Contributed by: Chetan Shah CFA
IAIP organised a speaker event on Indian Agribiz Industry in Mumbai on October 25th wherein Ravishankar Mantha, Founder Director, AgRisk, gave a good perspective of the agriculture industry, ironies, factors at play and where it could go into the future. The event was well received by the members. The following are the excerpts of this event.
The present world population of 7.0bn people is estimated to reach 9.1bn by 2050. To support the same the present cereal production of 2.1bn MT needs to increase to 3.0bn MT and meat production from 200mn MT to 470mn MT. These during times when the area under cultivation is shrinking due to diversion of limited land to energy crops like maize used for production of ethanol (for blending with gasoline).

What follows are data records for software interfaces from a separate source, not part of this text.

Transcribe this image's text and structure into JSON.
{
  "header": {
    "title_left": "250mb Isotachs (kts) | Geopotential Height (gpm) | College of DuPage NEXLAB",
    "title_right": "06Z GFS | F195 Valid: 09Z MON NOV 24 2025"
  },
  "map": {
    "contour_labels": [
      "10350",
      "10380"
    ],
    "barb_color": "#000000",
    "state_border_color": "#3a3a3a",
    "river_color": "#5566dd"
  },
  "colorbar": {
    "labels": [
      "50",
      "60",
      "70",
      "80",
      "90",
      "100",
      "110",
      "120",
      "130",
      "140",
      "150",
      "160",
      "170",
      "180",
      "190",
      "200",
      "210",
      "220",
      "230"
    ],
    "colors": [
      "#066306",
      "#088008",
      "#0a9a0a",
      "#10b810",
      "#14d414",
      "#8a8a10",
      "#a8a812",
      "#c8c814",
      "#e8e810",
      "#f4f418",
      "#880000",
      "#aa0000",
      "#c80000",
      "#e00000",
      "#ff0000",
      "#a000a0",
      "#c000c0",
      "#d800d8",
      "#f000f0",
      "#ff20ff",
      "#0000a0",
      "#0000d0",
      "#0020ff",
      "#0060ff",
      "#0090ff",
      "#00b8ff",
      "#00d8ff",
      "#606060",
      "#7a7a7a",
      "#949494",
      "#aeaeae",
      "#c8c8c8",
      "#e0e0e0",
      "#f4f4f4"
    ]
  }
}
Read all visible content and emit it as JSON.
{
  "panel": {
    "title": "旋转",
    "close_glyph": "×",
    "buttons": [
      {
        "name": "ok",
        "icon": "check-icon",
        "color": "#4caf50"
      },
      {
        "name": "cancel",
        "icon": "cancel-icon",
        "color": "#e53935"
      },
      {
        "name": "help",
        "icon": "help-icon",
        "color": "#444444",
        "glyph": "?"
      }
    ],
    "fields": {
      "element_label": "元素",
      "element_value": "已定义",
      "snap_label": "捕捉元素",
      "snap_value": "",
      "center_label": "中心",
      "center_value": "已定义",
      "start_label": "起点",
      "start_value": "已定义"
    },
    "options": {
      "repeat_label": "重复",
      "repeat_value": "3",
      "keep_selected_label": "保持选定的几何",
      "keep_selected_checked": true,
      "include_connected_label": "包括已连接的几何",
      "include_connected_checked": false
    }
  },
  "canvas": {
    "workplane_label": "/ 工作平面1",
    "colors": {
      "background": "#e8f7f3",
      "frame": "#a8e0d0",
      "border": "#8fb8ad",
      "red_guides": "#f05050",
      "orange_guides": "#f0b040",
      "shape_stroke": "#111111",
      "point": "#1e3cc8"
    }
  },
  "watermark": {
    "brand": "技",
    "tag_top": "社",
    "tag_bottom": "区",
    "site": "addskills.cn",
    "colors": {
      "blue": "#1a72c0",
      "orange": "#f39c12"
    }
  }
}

The Green Revolution increased investment in the agriculture sector and hence crop production in India. However, post liberalisation not much investment has gone into agriculture. The Green Revolution also had led to heavy use of chemicals (fertilisers and pesticides) leading to deterioration of soil and increased cases of cancer especially in state like Punjab.
India is amongst the top 2 producer of grains, sugar, tea and milk etc. Yet it forms 1.6% of global food trade. Most of it is consumed internally.
The food processing and value addition as proportion of agriculture is just 6% for India compared to 21% for Brazil, 30% for Thailand and 53% for the USA. These could be partly be explained by the habits of Indians to have freshly cooked food or fruit juices; though milk has changed the dynamics.
Post-harvest the food wastage is estimated at 25% of the produce. This is large especially when nearly 130mn people go hungry each night.
According to Ravi MSPs on most crops are likely to stay high as the costs at the farm gate have increased. Thanks to MSPs the production of crops like pulses has increased.
There are number of factors for the increase in costs the major being NREGA (National Rural Employment Guarantee Act) which has resulted into migration of labour from farm lands to urban and semi-urban areas and thereby shortage of labour for cultivation. The marginal land holdings further make agriculture production economically unviable.
Farmers are well informed about prices, crop rotation, yields, economics per acre etc. The farmer, lender, agent network is very strong. It is very difficult to break their ecosystem. Ravi expressed doubts in organised retailers’ ability about direct procurement, removing the middlemen and bringing the prices down.
The big opportunities and plans of having mega food parks, integrated cold chains, training facilities, joint research laboratories, quality control centres, customized farm equipment etc. have all remained so on paper. Nothing has moved ahead over the last decade. The gestation period is high and investors’ risk appetite low.
Tractor sales have been good this season. It is used for both agriculture and non-agriculture (like transport of bricks, cement for construction activities during off-season). There are villages where tractors & tillers are leased during season. Mechanisation and standardisation has not happened in the country.
According to Ravi government should be careful while allowing genetically modified crops as it could disrupt natural plant communities and other ecosystem. Also there are reports of violation of India’s Biological Diversity Act like in case of Bt Brinjal.
You could click on the following link for a copy of the presentation http://www.cfasociety.org/india/Pages/ContinuingEducation-Presentations.aspx